Medical marijuana, or cannabis, is one of the most popular topics among the Parkinson’s disease (PD) community ― for people with PD, health professionals and researchers, alike. Earlier this year, the Parkinson’s Foundation hosted its first-ever convening on marijuana and Parkinson’s. Among the 46 attendees, of which 17 gave presentations, there was a reoccurring theme: what are the biggest hurdles the PD community faces when it comes to medical marijuana?
Some of the most common side effects of cannabis-based products include:
- drowsiness and fatigue
- dry mouth
- cognitive effects
Specifically, for smoked forms, side effects include cough, increased phlegm and bronchitis. Some rare but important side effects to note include: orthostatic hypotension, paranoia, depression, worsening of coordination of movement and rapid beating of the heart.
Specifically, regarding cognitive function, one review article of several studies found that attention and concentration were impaired in the short term (0-6 hours after use) but largely returned to normal in the longer term (three weeks or longer after use). However, decision making and risk taking were impaired three weeks or more after last cannabis use. Working memory was impaired shortly after use, but did not see any residual or long-term effects. Mixed results were seen as to whether there are long-term effects on impulsivity and verbal fluency after cannabis use.
→ Danny Bega, MD, MSCI, from Northwestern University Feinberg School of Medicine, spoke about this topic at the marijuana convening.
Finding the Right Formula

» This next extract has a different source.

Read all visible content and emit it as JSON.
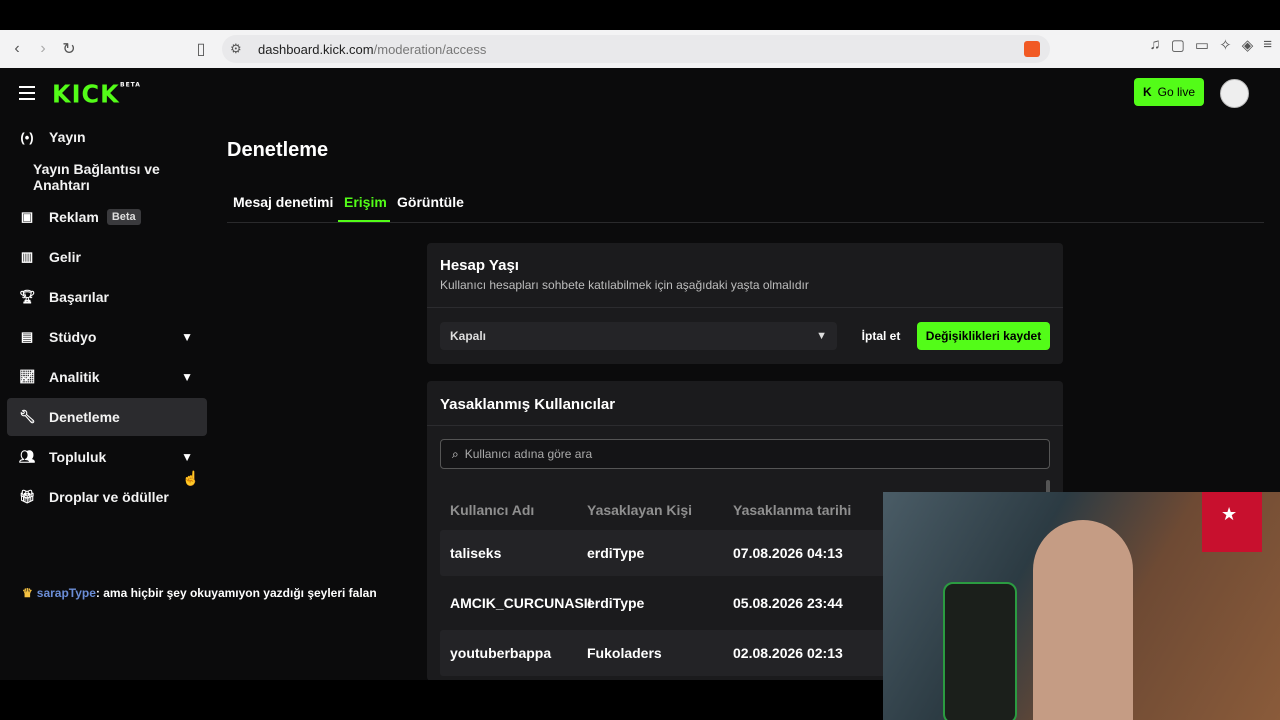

Physicians and pharmacologists are constantly trying to define the limits of their practice when it comes to cannabis. Not only must researchers find the right formula, they must also find the right delivery method. Cannabis can be delivered in various forms, from liquids to e-liquid (vapor) and inhalers to patches.

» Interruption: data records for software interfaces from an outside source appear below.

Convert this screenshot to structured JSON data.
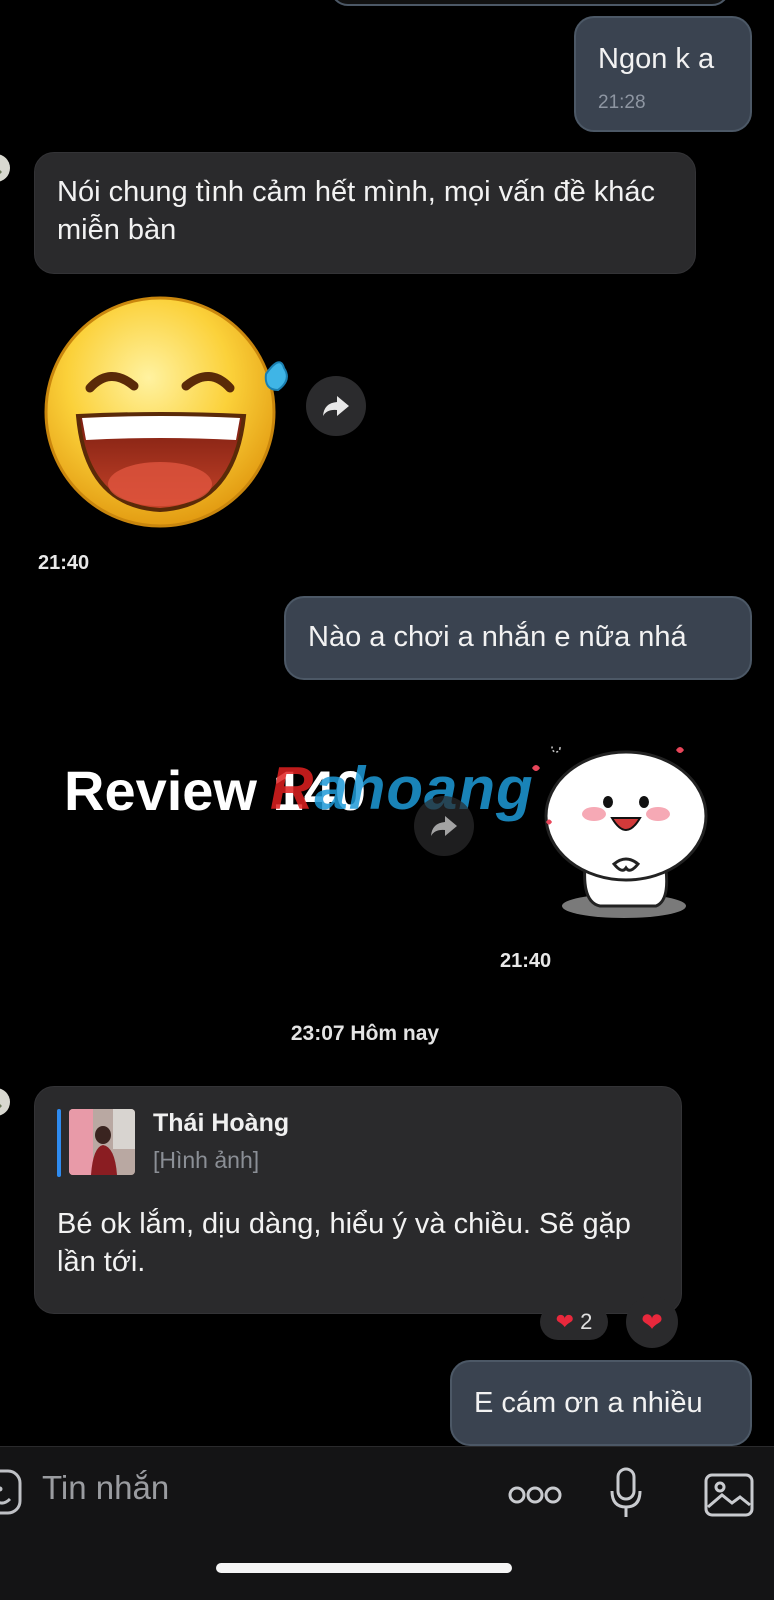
{
  "messages": {
    "m1": {
      "text": "Ngon k a",
      "time": "21:28"
    },
    "m2": {
      "text": "Nói chung tình cảm hết mình, mọi vấn đề khác miễn bàn"
    },
    "m3": {
      "sticker": "laughing-tears-emoji",
      "time": "21:40"
    },
    "m4": {
      "text": "Nào a chơi a nhắn e nữa nhá"
    },
    "m5": {
      "sticker": "cute-white-blob-sticker",
      "time": "21:40"
    },
    "m6": {
      "reply": {
        "name": "Thái Hoàng",
        "attachment": "[Hình ảnh]"
      },
      "text": "Bé ok lắm, dịu dàng, hiểu ý và chiều. Sẽ gặp lần tới.",
      "reaction_count": "2"
    },
    "m7": {
      "text": "E cám ơn a nhiều"
    }
  },
  "date_separator": "23:07 Hôm nay",
  "watermark": {
    "label": "Review 140",
    "logo_r": "R",
    "logo_rest": "ahoang"
  },
  "input": {
    "placeholder": "Tin nhắn"
  },
  "colors": {
    "outgoing_bubble": "#3a4350",
    "incoming_bubble": "#2a2a2c",
    "background": "#000000",
    "reply_accent": "#2e8bf0"
  }
}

One additional challenge is that cannabis products are not highly regulated, so there can be a lot of variation from product to product and even from batch to batch within a single product. This needs to be regulated more so that people can know what is in the product they are purchasing and trust that it is safe.
→ Bill Arnold, CEO of Cannoid, LLC, spoke about this topic at the marijuana convening.

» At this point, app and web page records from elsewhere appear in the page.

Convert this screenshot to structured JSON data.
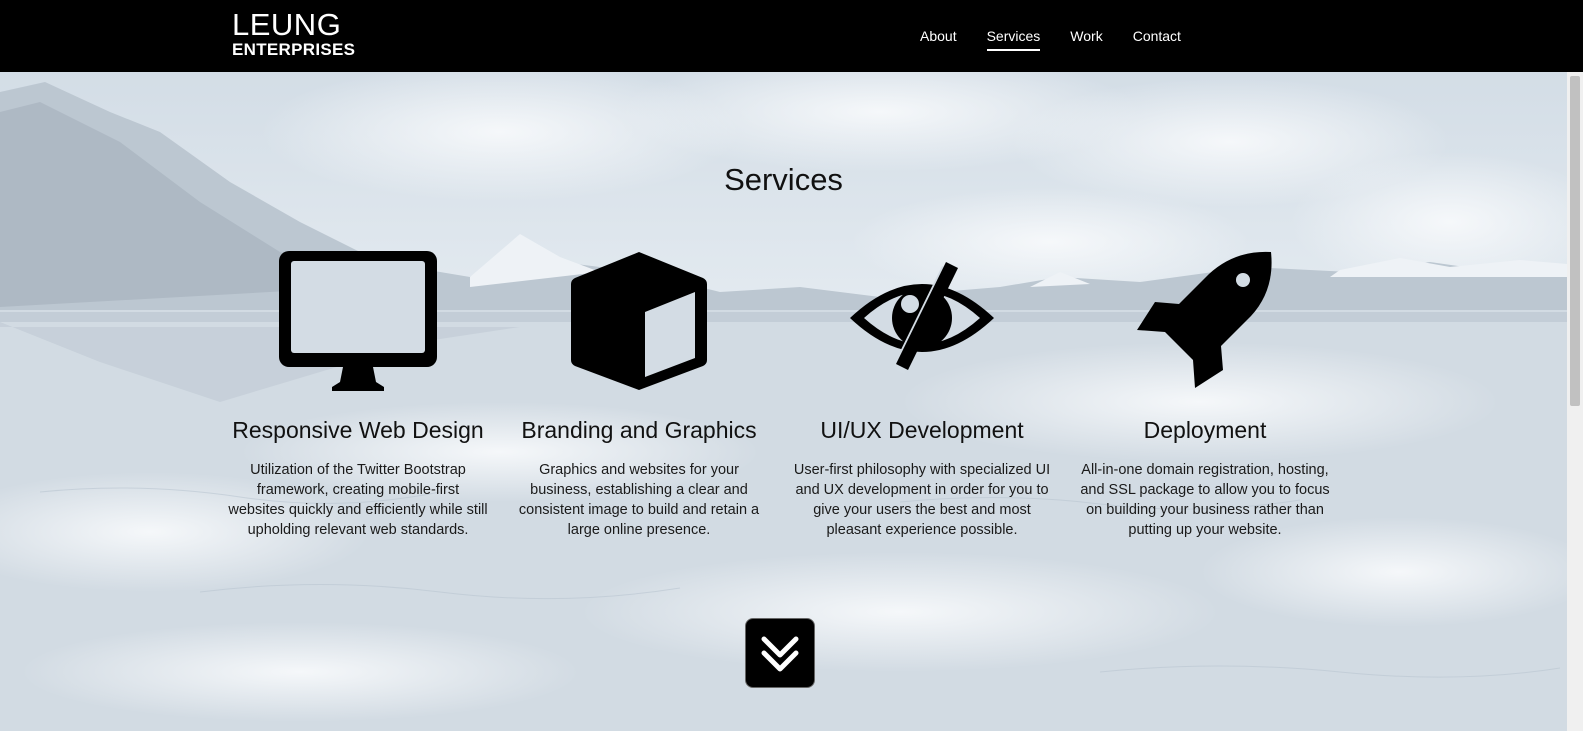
{
  "brand": {
    "line1": "LEUNG",
    "line2": "ENTERPRISES"
  },
  "nav": [
    {
      "label": "About",
      "active": false
    },
    {
      "label": "Services",
      "active": true
    },
    {
      "label": "Work",
      "active": false
    },
    {
      "label": "Contact",
      "active": false
    }
  ],
  "section": {
    "title": "Services"
  },
  "services": [
    {
      "icon": "desktop-monitor-icon",
      "title": "Responsive Web Design",
      "text": "Utilization of the Twitter Bootstrap framework, creating mobile-first websites quickly and efficiently while still upholding relevant web standards."
    },
    {
      "icon": "cube-icon",
      "title": "Branding and Graphics",
      "text": "Graphics and websites for your business, establishing a clear and consistent image to build and retain a large online presence."
    },
    {
      "icon": "eye-slash-icon",
      "title": "UI/UX Development",
      "text": "User-first philosophy with specialized UI and UX development in order for you to give your users the best and most pleasant experience possible."
    },
    {
      "icon": "rocket-icon",
      "title": "Deployment",
      "text": "All-in-one domain registration, hosting, and SSL package to allow you to focus on building your business rather than putting up your website."
    }
  ],
  "scroll_button": {
    "icon": "double-chevron-down-icon"
  },
  "colors": {
    "navbar": "#000000",
    "text": "#111111",
    "background": "#dbe3ea"
  }
}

The Effects of Cannabis and Pain on Men VS Women
Of the 20 common conditions that qualify for medical marijuana, chronic pain has substantial evidence supporting the use of cannabis. People with PD report pain as one of the most common non-motor symptoms, which is not always responsive to pain medications.
PD-related pain is most common among women. Differences between men and women specifically in their susceptibility to intoxication and abuse liability have not been studied. Preclinical evidence suggests that female laboratory animals are more sensitive to cannabinoid (THC) relative to males in terms of treating pain, but they are also more sensitive to the abuse-related effects of these drugs. However, female animals develop tolerance to the pain-relieving effects of THC at a faster rate than males, rendering THC close to ineffective in females.
Ziva D. Cooper, PhD, and her colleagues tested cannabis to see if these findings in animals would translate to humans. Her study found that women who heavily smoke cannabis did not show a pain-relieving response, whereas men did. Regardless of pain response, women reported feeling as intoxicated as men and reported liking the cannabis as much as men.
Future studies investigating the use of cannabis and cannabinoids for PD-related pain are warranted. These studies should consider differences between men and women, cannabis experience and adverse effects.
→ Ziva D. Cooper, PhD, from the UCLA Cannabis Research Initiative, spoke about this topic at the marijuana convening.
The medical marijuana convening brought together a diverse group of experts from academia, clinics, industry, government and the Parkinson's community to establish a consensus on medical marijuana use in PD. The Parkinson’s Foundation will publish its findings on the convening in summer 2020.
Learn more about Parkinson’s and marijuana at Parkinson.org/Marijuana.